In the US, ExxonMobil and Chevron collectively made more than $18bn in net income during the first quarter. Though down from $19.1bn pocketed by the pair in the final quarter of last year, the sum still represents an extraordinary 53 per cent increase from the year ago period. For Exxon, it was its most profitable start to the year ever.
Both Exxon and Chevron used their windfalls to lavishly reward shareholders last year and pay down debt. That should continue this year. But with underlying cash flows still well above historical norms and net debt down sharply, they may want to think about more adventurous uses for their cash.
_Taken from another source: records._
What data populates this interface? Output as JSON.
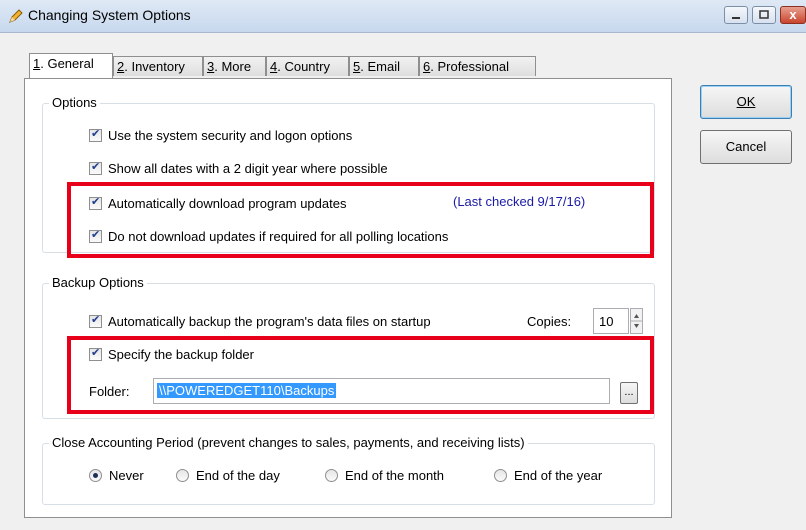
{
  "window": {
    "title": "Changing System Options",
    "close_glyph": "x"
  },
  "tabs": [
    {
      "label": "1. General",
      "key": "1",
      "rest": ". General"
    },
    {
      "label": "2. Inventory",
      "key": "2",
      "rest": ". Inventory"
    },
    {
      "label": "3. More",
      "key": "3",
      "rest": ". More"
    },
    {
      "label": "4. Country",
      "key": "4",
      "rest": ". Country"
    },
    {
      "label": "5. Email",
      "key": "5",
      "rest": ". Email"
    },
    {
      "label": "6. Professional",
      "key": "6",
      "rest": ". Professional"
    }
  ],
  "options": {
    "legend": "Options",
    "security": "Use the system security and logon options",
    "dates": "Show all dates with a 2 digit year where possible",
    "auto_download": "Automatically download program updates",
    "last_checked": "(Last checked 9/17/16)",
    "no_download": "Do not download updates if required for all polling locations"
  },
  "backup": {
    "legend": "Backup Options",
    "auto_backup": "Automatically backup the program's data files on startup",
    "copies_label": "Copies:",
    "copies_value": "10",
    "specify_folder": "Specify the backup folder",
    "folder_label": "Folder:",
    "folder_value": "\\\\POWEREDGET110\\Backups",
    "browse": "..."
  },
  "close_period": {
    "legend": "Close Accounting Period  (prevent changes to sales, payments, and receiving lists)",
    "options": [
      "Never",
      "End of the day",
      "End of the month",
      "End of the year"
    ],
    "selected": "Never"
  },
  "buttons": {
    "ok": "OK",
    "cancel": "Cancel"
  },
  "colors": {
    "highlight_red": "#e8001b",
    "link_blue": "#1a1aa6"
  }
}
Exxon, more than any other supermajor, can afford to go shopping. It generated $16.3bn in operating cash flow during the quarter. Even after $5.8bn of capital expenditures and $8.1bn of shareholder returns, it grew its cash balance by $3bn quarter-over-quarter to $32.7bn. At this rate, it could end the year with nearly $42bn of cash and cash equivalents. On top of that, the stock, at a record high of over $119, provides additional firepower in any deal negotiations.
Adding scale to its US onshore Permian Basin production would be the obvious move. Pioneer Natural Resources, a top four producer there, would be a big prize. Exxon is also in that top tier, with Chevron and ConocoPhillips. A combination with Pioneer might attract antitrust scrutiny given their strong positions in that shale region.
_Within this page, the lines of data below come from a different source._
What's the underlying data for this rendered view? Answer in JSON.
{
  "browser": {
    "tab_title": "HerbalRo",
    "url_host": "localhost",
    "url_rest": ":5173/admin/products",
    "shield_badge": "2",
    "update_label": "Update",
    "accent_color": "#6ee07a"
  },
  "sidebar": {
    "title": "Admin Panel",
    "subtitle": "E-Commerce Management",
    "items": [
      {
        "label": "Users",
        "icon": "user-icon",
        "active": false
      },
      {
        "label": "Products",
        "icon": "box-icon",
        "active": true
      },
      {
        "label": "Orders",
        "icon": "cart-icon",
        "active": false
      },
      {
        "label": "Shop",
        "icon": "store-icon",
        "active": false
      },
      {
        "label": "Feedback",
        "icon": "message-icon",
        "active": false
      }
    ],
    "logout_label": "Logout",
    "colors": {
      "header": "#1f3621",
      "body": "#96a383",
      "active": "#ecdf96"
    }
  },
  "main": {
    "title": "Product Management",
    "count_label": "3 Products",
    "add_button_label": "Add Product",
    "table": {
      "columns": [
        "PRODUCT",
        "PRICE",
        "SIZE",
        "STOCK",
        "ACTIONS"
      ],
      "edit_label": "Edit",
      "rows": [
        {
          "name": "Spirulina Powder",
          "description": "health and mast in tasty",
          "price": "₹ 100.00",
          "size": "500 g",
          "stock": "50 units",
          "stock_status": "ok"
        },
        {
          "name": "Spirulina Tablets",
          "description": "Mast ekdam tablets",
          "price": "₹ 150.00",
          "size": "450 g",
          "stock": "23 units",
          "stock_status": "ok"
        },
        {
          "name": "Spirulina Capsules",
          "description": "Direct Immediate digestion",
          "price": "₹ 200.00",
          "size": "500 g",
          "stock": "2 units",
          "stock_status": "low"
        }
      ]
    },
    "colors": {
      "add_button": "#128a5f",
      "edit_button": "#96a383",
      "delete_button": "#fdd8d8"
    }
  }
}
But other Permian deals including by ConocoPhillips have not. Pioneer trades about a quarter less than Exxon on a 2024 price to forward earnings of 9 times, suggesting that a cash or shares deal still looks attractive.
Exxon predictably has deflected any questions on acquisitions, saying any deal has to bring value. But given its cash gusher, expect deal chatter to continue.